Back at the PRI rally, housewives Teresa Ceballos and Amina Badillo giggle as they explain why they will vote for Mr. Pena Nieto. His gorgeous smile and alluring brown eyes help of course. But they also believe he is a man of his word. “I like his proposals and he always keeps his promises,” said Ms. Badillo, a mother of four.
They are untroubled by his unorthodox personal life, which includes infidelities during his first marriage and two out-of-wedlock children. Following the 2007 death of his first wife, he married Angelica Rivera, a soap-opera star. She has released “reality TV-style” videos portraying the couple kissing and the candidate eating ice cream. Entitled What My Eyes See, and What My Heart Feels the videos have garnered thousands of likes on Facebook and views on YouTube.
At the “anti-Pena Nieto” rally in the capital’s historic square on May 19, students remain infuriated by what they say is biased coverage on Televisa and TV Azteca – and are suspicious the PRI has not broken from its authoritarian past. “The candidate has absolutely no merit,” declared Jose Antonio Hernandez, a student protester.
To placate his critics, Mr. Pena Nieto released a 10-point “democratic presidency” pledge, promising to respect human rights, the right to protest and the independence of the legislative and judiciary branches.

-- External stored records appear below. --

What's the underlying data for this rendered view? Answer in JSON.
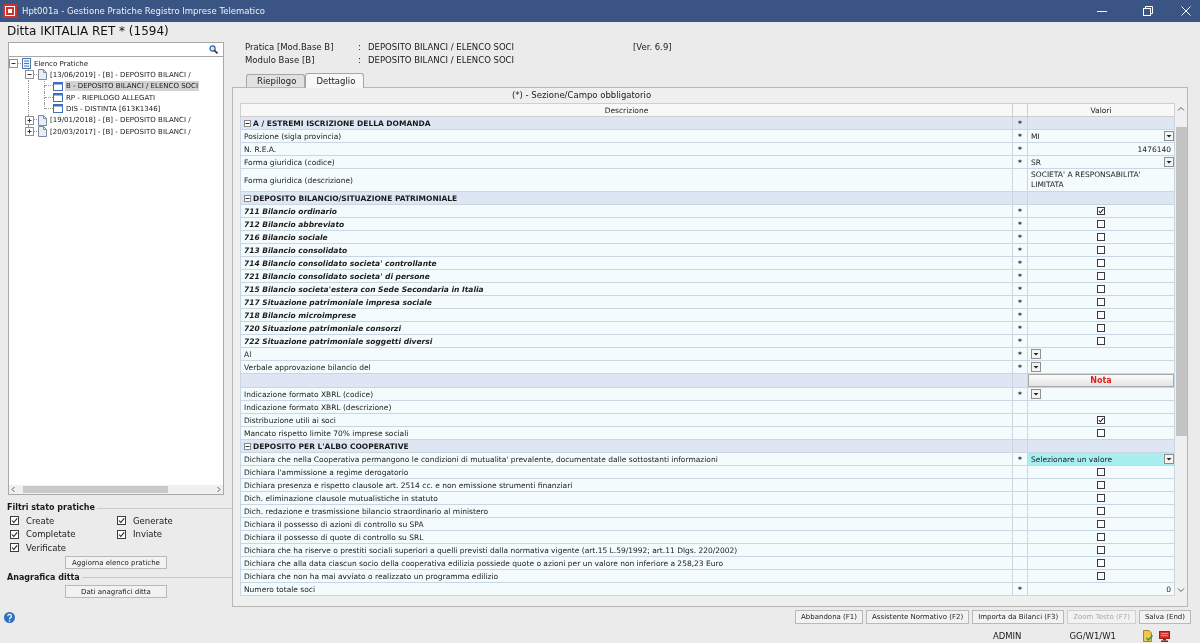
{
  "window": {
    "title": "Hpt001a - Gestione Pratiche Registro Imprese Telematico"
  },
  "company_title": "Ditta IKITALIA RET * (1594)",
  "sidebar": {
    "tree": [
      {
        "label": "Elenco Pratiche",
        "kind": "archive",
        "expanded": true,
        "selected": false,
        "children": [
          {
            "label": "[13/06/2019] - [B] - DEPOSITO BILANCI /",
            "kind": "practice",
            "expanded": true,
            "selected": false,
            "children": [
              {
                "label": "B - DEPOSITO BILANCI / ELENCO SOCI",
                "kind": "module",
                "selected": true
              },
              {
                "label": "RP - RIEPILOGO ALLEGATI",
                "kind": "module",
                "selected": false
              },
              {
                "label": "DIS - DISTINTA [613K1346]",
                "kind": "module",
                "selected": false
              }
            ]
          },
          {
            "label": "[19/01/2018] - [B] - DEPOSITO BILANCI /",
            "kind": "practice",
            "expanded": false,
            "selected": false
          },
          {
            "label": "[20/03/2017] - [B] - DEPOSITO BILANCI /",
            "kind": "practice",
            "expanded": false,
            "selected": false
          }
        ]
      }
    ],
    "filters": {
      "title": "Filtri stato pratiche",
      "options": [
        {
          "label": "Create",
          "checked": true
        },
        {
          "label": "Generate",
          "checked": true
        },
        {
          "label": "Completate",
          "checked": true
        },
        {
          "label": "Inviate",
          "checked": true
        },
        {
          "label": "Verificate",
          "checked": true
        }
      ],
      "button": "Aggiorna elenco pratiche"
    },
    "company": {
      "title": "Anagrafica ditta",
      "button": "Dati anagrafici ditta"
    }
  },
  "practice": {
    "rows": [
      {
        "label": "Pratica [Mod.Base B]",
        "separator": ":",
        "value": "DEPOSITO BILANCI / ELENCO SOCI",
        "version": "[Ver. 6.9]"
      },
      {
        "label": "Modulo Base [B]",
        "separator": ":",
        "value": "DEPOSITO BILANCI / ELENCO SOCI"
      }
    ]
  },
  "tabs": [
    {
      "label": "Riepilogo",
      "selected": false
    },
    {
      "label": "Dettaglio",
      "selected": true
    }
  ],
  "form": {
    "legend": "(*) - Sezione/Campo obbligatorio",
    "columns": [
      "Descrizione",
      "Valori"
    ],
    "rows": [
      {
        "kind": "section",
        "label": "A / ESTREMI ISCRIZIONE DELLA DOMANDA",
        "required_mark": "*",
        "expanded": true
      },
      {
        "kind": "field",
        "label": "Posizione (sigla provincia)",
        "required_mark": "*",
        "emphasis": false,
        "value": {
          "kind": "select",
          "text": "MI",
          "focused": false
        }
      },
      {
        "kind": "field",
        "label": "N. R.E.A.",
        "required_mark": "*",
        "emphasis": false,
        "value": {
          "kind": "number",
          "text": "1476140"
        }
      },
      {
        "kind": "field",
        "label": "Forma giuridica (codice)",
        "required_mark": "*",
        "emphasis": false,
        "value": {
          "kind": "select",
          "text": "SR",
          "focused": false
        }
      },
      {
        "kind": "field",
        "label": "Forma giuridica (descrizione)",
        "emphasis": false,
        "value": {
          "kind": "text",
          "text": "SOCIETA' A RESPONSABILITA' LIMITATA"
        }
      },
      {
        "kind": "section",
        "label": "DEPOSITO BILANCIO/SITUAZIONE PATRIMONIALE",
        "expanded": true
      },
      {
        "kind": "field",
        "label": "711 Bilancio ordinario",
        "required_mark": "*",
        "emphasis": true,
        "value": {
          "kind": "checkbox",
          "checked": true
        }
      },
      {
        "kind": "field",
        "label": "712 Bilancio abbreviato",
        "required_mark": "*",
        "emphasis": true,
        "value": {
          "kind": "checkbox",
          "checked": false
        }
      },
      {
        "kind": "field",
        "label": "716 Bilancio sociale",
        "required_mark": "*",
        "emphasis": true,
        "value": {
          "kind": "checkbox",
          "checked": false
        }
      },
      {
        "kind": "field",
        "label": "713 Bilancio consolidato",
        "required_mark": "*",
        "emphasis": true,
        "value": {
          "kind": "checkbox",
          "checked": false
        }
      },
      {
        "kind": "field",
        "label": "714 Bilancio consolidato societa' controllante",
        "required_mark": "*",
        "emphasis": true,
        "value": {
          "kind": "checkbox",
          "checked": false
        }
      },
      {
        "kind": "field",
        "label": "721 Bilancio consolidato societa' di persone",
        "required_mark": "*",
        "emphasis": true,
        "value": {
          "kind": "checkbox",
          "checked": false
        }
      },
      {
        "kind": "field",
        "label": "715 Bilancio societa'estera con Sede Secondaria in Italia",
        "required_mark": "*",
        "emphasis": true,
        "value": {
          "kind": "checkbox",
          "checked": false
        }
      },
      {
        "kind": "field",
        "label": "717 Situazione patrimoniale impresa sociale",
        "required_mark": "*",
        "emphasis": true,
        "value": {
          "kind": "checkbox",
          "checked": false
        }
      },
      {
        "kind": "field",
        "label": "718 Bilancio microimprese",
        "required_mark": "*",
        "emphasis": true,
        "value": {
          "kind": "checkbox",
          "checked": false
        }
      },
      {
        "kind": "field",
        "label": "720 Situazione patrimoniale consorzi",
        "required_mark": "*",
        "emphasis": true,
        "value": {
          "kind": "checkbox",
          "checked": false
        }
      },
      {
        "kind": "field",
        "label": "722 Situazione patrimoniale soggetti diversi",
        "required_mark": "*",
        "emphasis": true,
        "value": {
          "kind": "checkbox",
          "checked": false
        }
      },
      {
        "kind": "field",
        "label": "Al",
        "required_mark": "*",
        "emphasis": false,
        "value": {
          "kind": "select",
          "focused": false
        }
      },
      {
        "kind": "field",
        "label": "Verbale approvazione bilancio del",
        "required_mark": "*",
        "emphasis": false,
        "value": {
          "kind": "select",
          "focused": false
        }
      },
      {
        "kind": "note",
        "value_header": "Nota"
      },
      {
        "kind": "field",
        "label": "Indicazione formato XBRL (codice)",
        "required_mark": "*",
        "emphasis": false,
        "value": {
          "kind": "select",
          "focused": false
        }
      },
      {
        "kind": "field",
        "label": "Indicazione formato XBRL (descrizione)",
        "emphasis": false
      },
      {
        "kind": "field",
        "label": "Distribuzione utili ai soci",
        "emphasis": false,
        "value": {
          "kind": "checkbox",
          "checked": true
        }
      },
      {
        "kind": "field",
        "label": "Mancato rispetto limite 70% imprese sociali",
        "emphasis": false,
        "value": {
          "kind": "checkbox",
          "checked": false
        }
      },
      {
        "kind": "section",
        "label": "DEPOSITO PER L'ALBO COOPERATIVE",
        "expanded": true
      },
      {
        "kind": "field",
        "label": "Dichiara che nella Cooperativa permangono le condizioni di mutualita' prevalente, documentate dalle sottostanti informazioni",
        "required_mark": "*",
        "emphasis": false,
        "value": {
          "kind": "select",
          "text": "Selezionare un valore",
          "focused": true
        }
      },
      {
        "kind": "field",
        "label": "Dichiara l'ammissione a regime derogatorio",
        "emphasis": false,
        "value": {
          "kind": "checkbox",
          "checked": false
        }
      },
      {
        "kind": "field",
        "label": "Dichiara presenza e rispetto clausole art. 2514 cc. e non emissione strumenti finanziari",
        "emphasis": false,
        "value": {
          "kind": "checkbox",
          "checked": false
        }
      },
      {
        "kind": "field",
        "label": "Dich. eliminazione clausole mutualistiche in statuto",
        "emphasis": false,
        "value": {
          "kind": "checkbox",
          "checked": false
        }
      },
      {
        "kind": "field",
        "label": "Dich. redazione e trasmissione bilancio straordinario al ministero",
        "emphasis": false,
        "value": {
          "kind": "checkbox",
          "checked": false
        }
      },
      {
        "kind": "field",
        "label": "Dichiara il possesso di azioni di controllo su SPA",
        "emphasis": false,
        "value": {
          "kind": "checkbox",
          "checked": false
        }
      },
      {
        "kind": "field",
        "label": "Dichiara il possesso di quote di controllo su SRL",
        "emphasis": false,
        "value": {
          "kind": "checkbox",
          "checked": false
        }
      },
      {
        "kind": "field",
        "label": "Dichiara che ha riserve o prestiti sociali superiori a quelli previsti dalla normativa vigente (art.15 L.59/1992; art.11 Dlgs. 220/2002)",
        "emphasis": false,
        "value": {
          "kind": "checkbox",
          "checked": false
        }
      },
      {
        "kind": "field",
        "label": "Dichiara che alla data ciascun socio della cooperativa edilizia possiede quote o azioni per un valore non inferiore a 258,23 Euro",
        "emphasis": false,
        "value": {
          "kind": "checkbox",
          "checked": false
        }
      },
      {
        "kind": "field",
        "label": "Dichiara che non ha mai avviato o realizzato un programma edilizio",
        "emphasis": false,
        "value": {
          "kind": "checkbox",
          "checked": false
        }
      },
      {
        "kind": "field",
        "label": "Numero totale soci",
        "required_mark": "*",
        "emphasis": false,
        "value": {
          "kind": "number",
          "text": "0"
        }
      }
    ]
  },
  "buttons": [
    {
      "label": "Abbandona (F1)",
      "disabled": false
    },
    {
      "label": "Assistente Normativo (F2)",
      "disabled": false
    },
    {
      "label": "Importa da Bilanci (F3)",
      "disabled": false
    },
    {
      "label": "Zoom Testo (F7)",
      "disabled": true
    },
    {
      "label": "Salva (End)",
      "disabled": false
    }
  ],
  "status_bar": {
    "user": "ADMIN",
    "workstation": "GG/W1/W1"
  }
}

And yet, he may find it easier to construct roads and bridges than to restore credibility to the country’s broken institutions. Only 2 per cent of criminal cases are ever resolved in the country, due to corrupt municipal police and local politicians. Congressmen in Mexico earn three times more than the average salary of legislators in Latin America, and most sit for only about six months of the year. Since candidates cannot stand for consecutive re-election, and cannot be recalled, there is a lack of accountability.
Mexicans will soon find out whether the PRI’s star candidate is – as his rivals claim – a new face on the same old political machine, or perfectly cast for the role of a transformative leader who can help temper the furious wars among the drug cartels, consolidate the country’s young democracy, and give its citizens hope for the future.